Zuzu, an alcoholic “sparkling cocktail,” launched in 2019 by old friends Ali Schmidt and Greta Caruso, prides itself on a philosophy of “less is more delicious.” The pair’s original calamansi lime flavor includes just five ingredients: lime juice, agave spirit, agave syrup, sparkling water and a dash of salt. And as with most of these new drinks, which speak to customers raised on a doctrine of “Coke is bad,” care has been taken to avoid excessive sweetness. It has a summery, citrusy flavor. Where Zuzu’s branding and simple glass bottles are deliberately low-key, the packaging of the canned Onda is loud, emblazoned with bright surfing-inspired lettering. The drink consists of a mix of tequila, sparkling water and fruit juice — either lime, grapefruit, watermelon or blood orange — and, with just 5 percent ABV and no more than 100 calories per can, seems targeted at the younger day drinker. (One of Onda’s co-founders is the actress Shay Mitchell, a star of the teen drama “Pretty Little Liars.”)

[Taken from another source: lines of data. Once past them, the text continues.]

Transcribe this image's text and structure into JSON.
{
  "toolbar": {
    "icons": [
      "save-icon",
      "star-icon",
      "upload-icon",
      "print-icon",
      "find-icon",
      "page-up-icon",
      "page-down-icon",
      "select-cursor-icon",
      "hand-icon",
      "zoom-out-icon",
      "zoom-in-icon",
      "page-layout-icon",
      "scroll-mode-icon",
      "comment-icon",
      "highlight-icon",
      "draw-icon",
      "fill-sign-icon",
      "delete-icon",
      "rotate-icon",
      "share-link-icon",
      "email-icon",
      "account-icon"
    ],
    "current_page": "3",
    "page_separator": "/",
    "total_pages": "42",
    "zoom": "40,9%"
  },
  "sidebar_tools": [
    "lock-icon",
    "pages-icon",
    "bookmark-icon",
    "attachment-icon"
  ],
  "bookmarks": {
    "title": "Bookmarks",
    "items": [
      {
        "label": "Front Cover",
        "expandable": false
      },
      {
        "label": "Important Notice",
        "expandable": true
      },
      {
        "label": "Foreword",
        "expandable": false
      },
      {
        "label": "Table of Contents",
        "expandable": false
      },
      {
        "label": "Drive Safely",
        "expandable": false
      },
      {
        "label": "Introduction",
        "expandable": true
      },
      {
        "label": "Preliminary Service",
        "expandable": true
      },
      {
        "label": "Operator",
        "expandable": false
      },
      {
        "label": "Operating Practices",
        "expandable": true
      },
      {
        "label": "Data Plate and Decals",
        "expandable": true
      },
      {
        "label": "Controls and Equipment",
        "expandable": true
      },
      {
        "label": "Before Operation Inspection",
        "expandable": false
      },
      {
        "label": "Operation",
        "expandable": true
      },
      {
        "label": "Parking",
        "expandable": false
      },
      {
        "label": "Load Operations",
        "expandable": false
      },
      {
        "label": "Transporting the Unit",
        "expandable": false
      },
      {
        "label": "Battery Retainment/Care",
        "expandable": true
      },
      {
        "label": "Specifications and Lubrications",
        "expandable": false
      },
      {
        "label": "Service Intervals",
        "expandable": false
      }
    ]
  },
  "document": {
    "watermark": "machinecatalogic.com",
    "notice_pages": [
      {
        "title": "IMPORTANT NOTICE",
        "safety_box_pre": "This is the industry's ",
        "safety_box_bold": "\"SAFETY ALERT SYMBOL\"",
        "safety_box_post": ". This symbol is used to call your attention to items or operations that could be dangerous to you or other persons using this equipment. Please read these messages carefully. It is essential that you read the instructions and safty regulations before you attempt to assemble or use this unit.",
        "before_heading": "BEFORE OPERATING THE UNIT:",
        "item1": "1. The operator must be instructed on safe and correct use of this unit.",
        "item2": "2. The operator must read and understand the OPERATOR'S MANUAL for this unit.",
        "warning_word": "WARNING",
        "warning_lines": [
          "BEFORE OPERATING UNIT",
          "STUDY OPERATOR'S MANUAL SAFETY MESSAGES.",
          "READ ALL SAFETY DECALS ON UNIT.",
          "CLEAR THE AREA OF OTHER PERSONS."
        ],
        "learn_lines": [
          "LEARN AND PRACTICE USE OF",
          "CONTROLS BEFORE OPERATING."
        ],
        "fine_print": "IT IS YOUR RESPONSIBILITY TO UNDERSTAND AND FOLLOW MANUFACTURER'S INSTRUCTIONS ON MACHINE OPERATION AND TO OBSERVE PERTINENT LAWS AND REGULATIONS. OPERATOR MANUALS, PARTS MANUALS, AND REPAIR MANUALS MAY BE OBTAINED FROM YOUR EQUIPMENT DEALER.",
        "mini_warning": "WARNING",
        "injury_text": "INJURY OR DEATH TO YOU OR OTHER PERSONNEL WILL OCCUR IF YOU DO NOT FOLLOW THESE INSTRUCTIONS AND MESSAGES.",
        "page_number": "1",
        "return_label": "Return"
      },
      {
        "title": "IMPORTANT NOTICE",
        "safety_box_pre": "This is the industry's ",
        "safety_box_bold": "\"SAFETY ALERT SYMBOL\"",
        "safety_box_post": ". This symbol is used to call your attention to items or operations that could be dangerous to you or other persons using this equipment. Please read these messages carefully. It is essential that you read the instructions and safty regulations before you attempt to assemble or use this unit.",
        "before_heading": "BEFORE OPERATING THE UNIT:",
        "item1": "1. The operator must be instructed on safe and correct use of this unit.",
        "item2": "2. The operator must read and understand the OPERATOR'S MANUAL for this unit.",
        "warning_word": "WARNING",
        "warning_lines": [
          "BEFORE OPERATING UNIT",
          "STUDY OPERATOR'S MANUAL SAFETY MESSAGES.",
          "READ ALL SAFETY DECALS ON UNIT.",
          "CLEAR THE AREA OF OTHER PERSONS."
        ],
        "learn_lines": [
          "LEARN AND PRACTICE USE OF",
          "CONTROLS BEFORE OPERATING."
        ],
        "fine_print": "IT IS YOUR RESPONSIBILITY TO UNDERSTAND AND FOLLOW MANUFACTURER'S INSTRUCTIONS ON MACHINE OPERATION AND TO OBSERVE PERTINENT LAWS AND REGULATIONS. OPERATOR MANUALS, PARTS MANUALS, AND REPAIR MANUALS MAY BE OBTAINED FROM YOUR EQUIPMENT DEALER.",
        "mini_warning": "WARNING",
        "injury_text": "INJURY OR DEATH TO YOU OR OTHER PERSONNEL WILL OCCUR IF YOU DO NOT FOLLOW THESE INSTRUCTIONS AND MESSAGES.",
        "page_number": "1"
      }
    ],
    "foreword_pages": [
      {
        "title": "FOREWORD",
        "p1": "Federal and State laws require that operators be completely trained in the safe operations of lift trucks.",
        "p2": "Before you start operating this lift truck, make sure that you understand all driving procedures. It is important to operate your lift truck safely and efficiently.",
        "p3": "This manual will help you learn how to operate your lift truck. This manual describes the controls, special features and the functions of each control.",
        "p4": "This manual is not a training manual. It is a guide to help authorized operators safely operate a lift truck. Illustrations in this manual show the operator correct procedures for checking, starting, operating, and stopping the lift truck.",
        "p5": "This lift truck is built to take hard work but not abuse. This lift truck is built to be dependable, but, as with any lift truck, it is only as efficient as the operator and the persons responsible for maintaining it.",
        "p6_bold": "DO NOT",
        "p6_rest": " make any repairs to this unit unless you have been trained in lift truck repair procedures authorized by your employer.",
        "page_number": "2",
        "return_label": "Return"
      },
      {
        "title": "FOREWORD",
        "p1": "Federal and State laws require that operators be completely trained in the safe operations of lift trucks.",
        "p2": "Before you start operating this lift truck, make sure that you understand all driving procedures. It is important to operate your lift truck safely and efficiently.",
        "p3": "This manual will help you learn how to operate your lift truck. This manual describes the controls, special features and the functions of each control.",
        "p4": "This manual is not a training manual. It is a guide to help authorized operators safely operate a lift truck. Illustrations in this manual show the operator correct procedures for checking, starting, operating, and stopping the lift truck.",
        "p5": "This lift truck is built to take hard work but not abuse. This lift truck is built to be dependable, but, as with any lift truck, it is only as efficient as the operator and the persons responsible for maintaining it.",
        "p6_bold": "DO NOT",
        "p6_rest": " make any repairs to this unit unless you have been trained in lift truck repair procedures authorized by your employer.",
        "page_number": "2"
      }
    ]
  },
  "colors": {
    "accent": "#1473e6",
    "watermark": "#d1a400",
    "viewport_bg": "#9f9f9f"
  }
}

The Atlanta-based brand Tip Top, another purveyor of alcoholic options, looked further back for inspiration for its premade cocktails. Meant to be drunk straight or poured over ice, they come in charmingly dinky 100 milliliter cans printed with a logo of a monocled giraffe and fonts that echo Prohibition-era posters. They also have throwback ABVs of up to 40 percent. While the margarita lacks some of the life zest of fresh lime, the classic Manhattan, old fashioned and Negroni are all a treat, with a welcome bitterness and unapologetically strong liquors. “We felt there wasn’t the simple baseline satisfaction for cocktails that are familiar,” says co-founder Neal Cohen, who launched the company in 2018 with his childhood friend Yoni Reisman. “The discerning drinker, who generally steers clear of canned cocktails, understands we are coming from a different place.”
On the one hand, this new wave of portioned drinks is a logical, enjoyable extension of other prevailing trends. The beverages cater to generations whose members are more fastidious about what they put in their bodies, even if it’s in search of a buzz. The transition away from plastic packaging makes aluminum more persuasive, even if its recycling credentials also deserve scrutiny. And the pandemic has boosted the appeal of drinks that are easy to consume alfresco. But with every new can or small bottle comes, too, the implication that we are increasingly more wary of communal drinking, less willing to split a bottle, as it were. With their carefully calibrated mixes of adaptogens or craft liquors, these offerings align with a consumerist fantasy that even our pre-dinner drink might be tailored exactly to our preferences and ours alone. There’s something antisocial, maybe even faintly lonely, about that. After all, if there’s one thing McCarthy’s bleak but redemptive novel and Coca-Cola’s marketing have agreed on, it’s that while a can of Coke might be delicious and transporting, the act of sharing it is more precious.